I am unschooling my children. Unschooling is defined by people in different ways. Some may look at this blog and gasp at how I can use that word to describe our educational philosophy. It is true though. I define unschooling as natural child-led learning. This is found from the first moment your baby opens her eyes. I believe unschooling should be part of every educational experience.
We are eclectic homeschoolers and unschooling is only part of our educational philosophy. It has great merits and it is what I use until the child nears age 5. Around the age of 5 I add some structure to my children’s learning. This doesn’t prevent unschooling because unschooling is not something that is done for a few hours each day. It is a lifestyle. It is about providing the child with access to educational materials and toys. It is about entering in discussions and conversations to stimulate learning. It is feeding a child’s interest. It is about demonstrating curiosity. It is a lifestyle of learning.

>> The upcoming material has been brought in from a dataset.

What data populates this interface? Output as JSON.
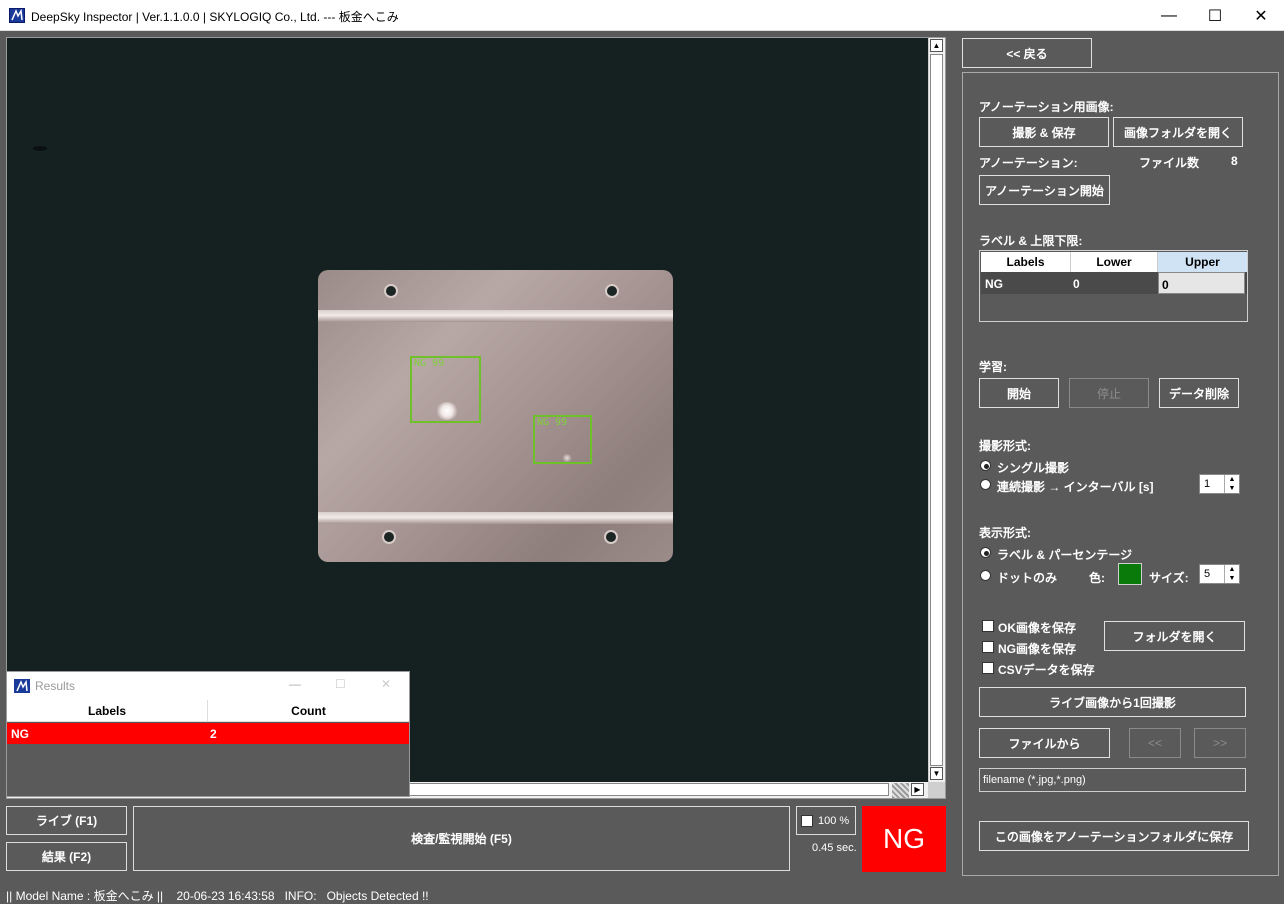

Because we have parent-directed instruction, it does not negate unschooling. Unschooling is a lifestyle that still exists outside formal schooling. In fact, formal schooling can incite new interests that are pursued after formal schooling is finished.
At age 6 and 8, it was not uncommon for my boys to finish their structured work for the day and go right into chasing after their own educational interests. One son might go off and blog or play a computer phonics game and another might go off and read a book or surf astronomy sites online. These are things I encourage.
Here is a picture of my daughter at 26 months. At that age she was structure-free. One day she wanted to draw in her chair. As I put her in her chair I asked her if she wanted to play with the letters that I was putting away because she had asked about them earlier that morning.
She had fun looking at all the letters and wanted me to name many for her. This was followed by a drawing session or should I say a scribbling session where she asked me to draw some things like ice cream and color a fish.
Fast forward to today and my little girl is now 10. Her days are filled with a mixture of structured learning and unschooling. She will spend hours drawing, acting out stories, or writing her stories down.
Now that my boys are teenagers, they spend more time in structured learning. That still doesn’t prohibit a lifestyle of learning. While their educational interests are built-in to their structured school day, they will often want to further pursue those interests in-depth on weekends or at times during the day when they aren’t involved in any structured learning.
Unschooling is beneficial. It is important. I do think it helps foster a love for learning that can last a life time. I believe learning should be fun although there will always be some things that won’t be enjoyable. Structured schooling has introduced new interests and enabled my children to learn how to work through something difficult. Unschooling provides a lifestyle of learning that drives my children’s interests and creates a sense of curiosity about the world. I believe combining structured schooling with unschooling provides my children the best of both worlds.